Now, the tool that I’ve mentioned so far are sort of tools that you could use to capture some student assessment, some peer assessment, even you could be completing the Google Forms on behalf of the students as a teacher assessment. But obviously they’re all sort of written based, they’re all replies to answers. So what about if you wanted to do some sort of assessment that was a bit more


perhaps video based or photography based?

Now, one way that you could achieve that is through a tool that would enable you to capture these things and then go back later and assess them. The tool that I would recommend for that would be Seesaw. We’ve done, again, blog posts on this before, spoken about it. But Seesaw is a portfolio tool. Each kids gets an account that’s tied to your teacher account and they basically can film stuff that


they’ve done or take photos or do audio recordings, text, word, whatever and those files end up on their personal portfolio.

So the way that this maps with assessment is you’re not going to necessarily be taking up the class time to do the assessment which would get in the way of maybe the activity but you could very easily identify a few kids each lesson, use the free Seesaw app which is mind blowing because it’s on every device you could run on Google Chrome,


Android devices, phones, whatever you can use it. You could film the class or a specific kid or a collection of kids, select those kids from the list and then that video gets saved to their portfolio and then later on you can log into the Seesaw site, click on the kid you want to see some information about and you can see all the videos and all the photos that you’ve collected for them and then you could do the assessment. So amazing way to capture

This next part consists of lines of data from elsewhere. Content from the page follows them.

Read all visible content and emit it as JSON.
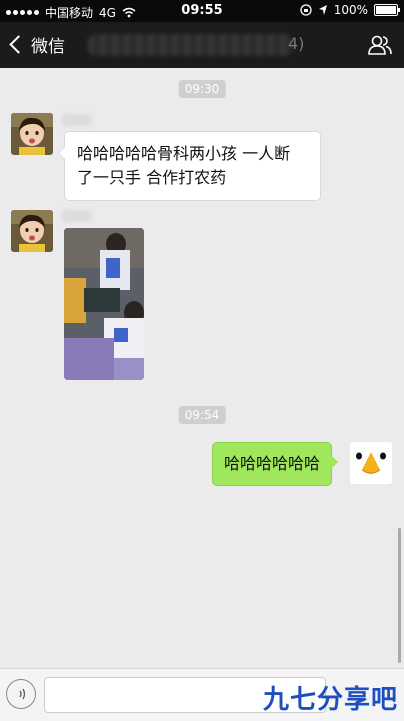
{
  "status_bar": {
    "carrier": "中国移动",
    "network": "4G",
    "time": "09:55",
    "battery": "100%"
  },
  "nav": {
    "back_label": "微信",
    "title_suffix": "4)"
  },
  "messages": [
    {
      "type": "timestamp",
      "text": "09:30"
    },
    {
      "type": "text",
      "side": "left",
      "lines": [
        "哈哈哈哈哈骨科两小孩 一人断",
        "了一只手 合作打农药"
      ]
    },
    {
      "type": "image",
      "side": "left"
    },
    {
      "type": "timestamp",
      "text": "09:54"
    },
    {
      "type": "text",
      "side": "right",
      "text": "哈哈哈哈哈哈"
    }
  ],
  "input_bar": {
    "watermark": "九七分享吧"
  },
  "colors": {
    "nav_bg": "#1b1b1b",
    "chat_bg": "#ebebeb",
    "bubble_self": "#9fe75d",
    "watermark": "#1f4fbf"
  },
  "icons": [
    "wifi-icon",
    "location-icon",
    "battery-icon",
    "back-chevron-icon",
    "contacts-icon",
    "voice-icon"
  ]
}
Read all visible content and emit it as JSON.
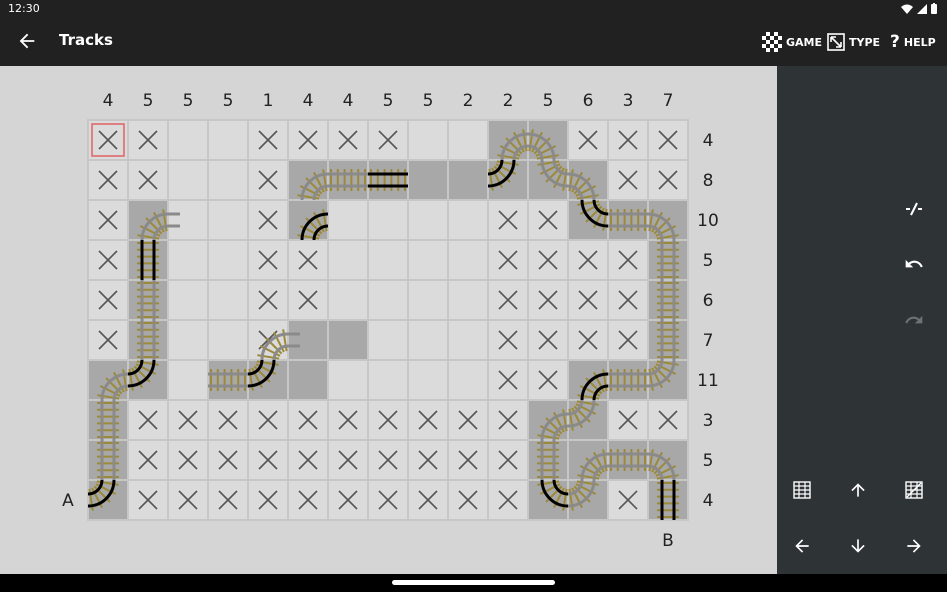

evidence for the things that we talk about and then be able to take it a bit further with maybe some sort of assessment of the thing that you’re watching. But it just means that we don’t have to be doing the physical assessment then and there in the class which I know some people are very hesitant to do.

So, over the course of the tools that we’ve looked at, we’ve looked at some that you require students to have a device for or share, we’ve looked at Plickers where it’s no devices at all and very seamlessly builds and integrates its way into a classroom and


then we’ve looked at Seesaw where you can collect data, collect videos and photos and then maybe assess them later on. So from that list there is a great selection of tools, certainly there are other tools in this space that you may use for assessment purposes if you do have a tool that you like then get in touch with me on social media, let me know, I’d love to check it out and maybe have you come onto the PE Geek podcast and share it with the audience.

But that’ll be all for episode


  1. As always you can head over to thepegeek.com and see all the resources and links to different things that we’ve mentioned throughout this episode and I look forward to talking with you in episode 90. See you later!.


The easiest way to listen to The PE Geek Podcast is via our dedicated mobile app, which you can download for FREE for iPhone/iPad & Android. The app will let you know when new episodes go LIVE & allow you to listen to all of the episodes while on the go. We even let you store files for offline playback so you don’t need to use your mobile data. Go download here.

Scroll to Top